“We were close two or three times last year — and they were close with two other drivers. So it’s amazing what they’ve been able to do with that car.”

Kasey Kahne (age 32, for comparison) will share the front row with Martin. While he’s surprised that some of his stiffest competition comes from a 54-year-old, knowing it’s Martin behind the wheel changes his perspective.

“I think we all know going into it that he can,” Kahne said.

“I watch everybody qualify when he goes out, he’s probably the guy more than anyone else that’s probably going to beat me. It’s just the way it is with Mark right now. Last year it was the same way. I think he has a really good connection with the situation he’s in and they’re fast when it comes to qualifying every week.”

Not surprisingly, Martin topped the speed chart in Happy Hour with a lap of 134.248 mph.

Martin acknowledges that he is “really grateful” for the opportunity afforded him at Michael Waltrip Racing. He’s been able to compete on his own terms for the last two seasons under the direction of crew chief Rodney Childress in top-of-the-line equipment. And when Martin feels like taking a break, he turns over the driving duties to Waltrip or Brian Vickers.

“I’m really thankful for the success we already have,” Martin said. “We ran third in the Daytona 500. We sat on the pole here. I’m grateful for what we’ve done.

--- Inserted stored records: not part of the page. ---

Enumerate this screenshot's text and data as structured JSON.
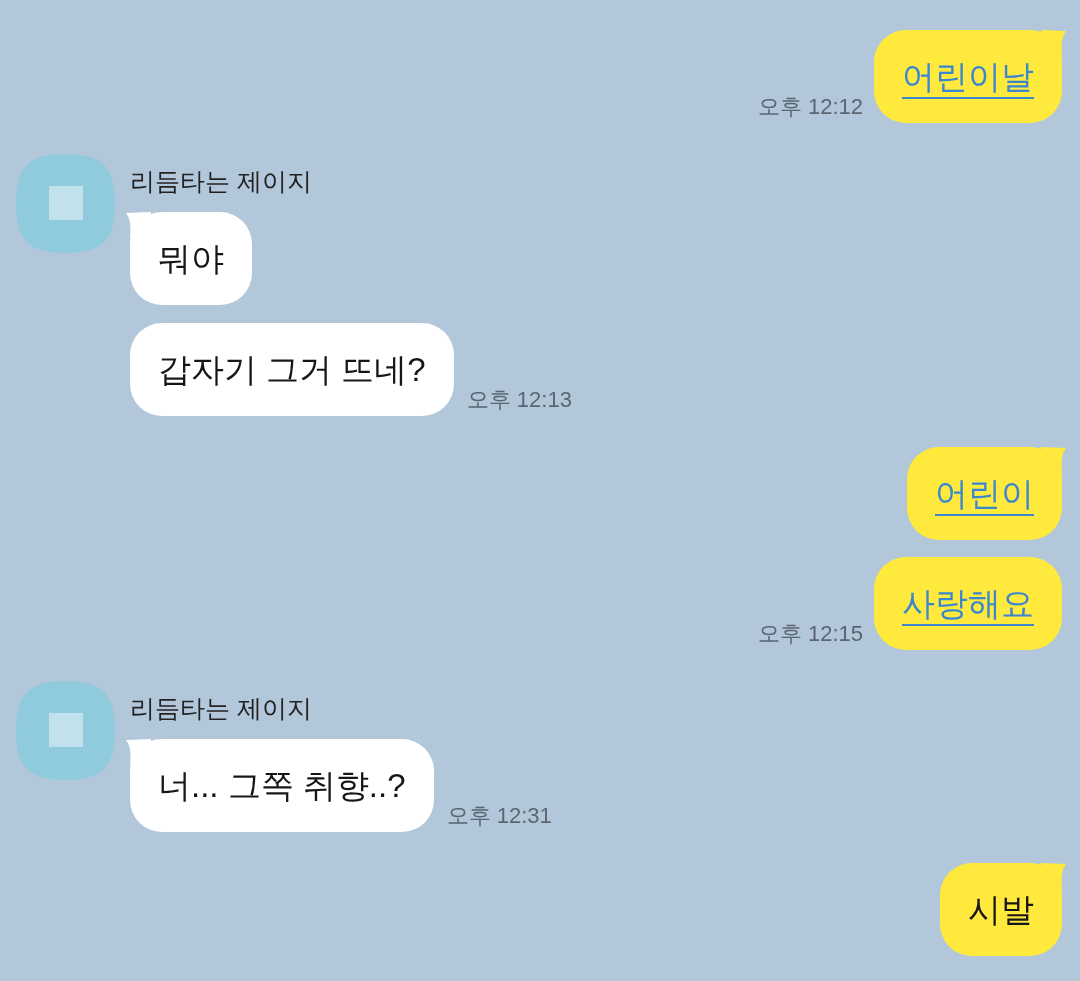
{
  "messages": [
    {
      "kind": "sent",
      "bubbles": [
        {
          "text": "어린이날",
          "link": true
        }
      ],
      "time": "오후 12:12"
    },
    {
      "kind": "received",
      "sender": "리듬타는 제이지",
      "bubbles": [
        {
          "text": "뭐야",
          "link": false
        },
        {
          "text": "갑자기 그거 뜨네?",
          "link": false
        }
      ],
      "time": "오후 12:13"
    },
    {
      "kind": "sent",
      "bubbles": [
        {
          "text": "어린이",
          "link": true
        },
        {
          "text": "사랑해요",
          "link": true
        }
      ],
      "time": "오후 12:15"
    },
    {
      "kind": "received",
      "sender": "리듬타는 제이지",
      "bubbles": [
        {
          "text": "너... 그쪽 취향..?",
          "link": false
        }
      ],
      "time": "오후 12:31"
    },
    {
      "kind": "sent",
      "bubbles": [
        {
          "text": "시발",
          "link": false
        }
      ]
    }
  ]
}
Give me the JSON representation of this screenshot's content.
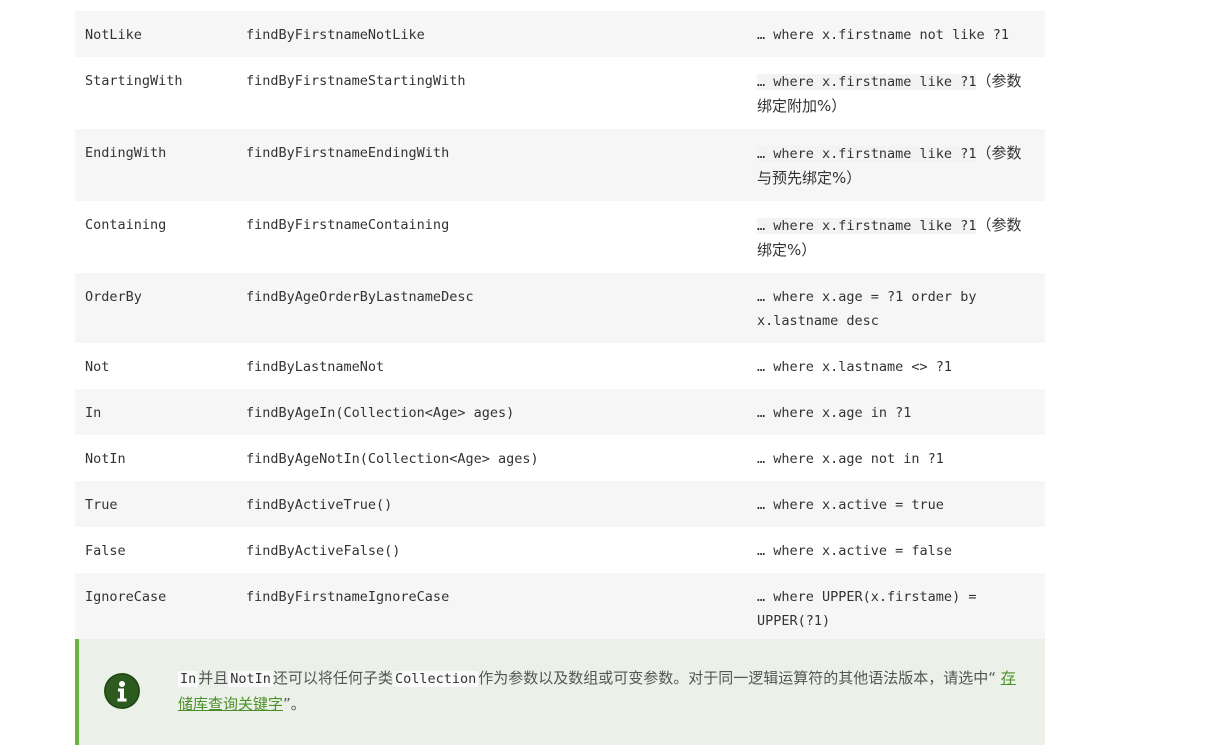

“Going forward, I will try to win every competition that I enter — or at least be a great representative of MWR in every competition.”


Jimmie Johnson is a rock star when it comes to the Sprint Cup Series, but on the Nationwide side of the garage? Not so much.

In just Johnson’s second NNS start since 2008, he qualified seventh for Saturday’s Dollar General 200, and finished 12th.

“I need to get better here,” Johnson said of his reason for running the companion event. “This track’s been a little tough on me in the Cup car since the repave (in 2011), and what a better way to learn the track than to get out in a race?"


0 — Points difference in the Nationwide Series standings between Sam Hornish Jr. and Justin Allgaier.

52 — Career Nationwide Series wins for Kyle Busch.

75 — Toyota wins in the NASCAR Nationwide Series, 41 earned by Busch.


Danica Patrick — who qualified 40th for Sunday’s race after her eighth-place finish in the Daytona 500 — on her learning curve:

“It is difficult to say where I should be at a certain point in time, because you just don’t know at what point in time that an athlete or driver something is going to click and make sense, and you figure something out, and get more comfortable.

"I guess I would say the most important thing overall, if you look at the big picture, is to learn and grow. Good races and good finishes can just happen, and sometimes you don’t know why. Sometimes it’s because of other people’s misfortunes, your luck — which is a big part of the sport. But, learning is something that is going to pay off over time far more than being lucky one weekend.”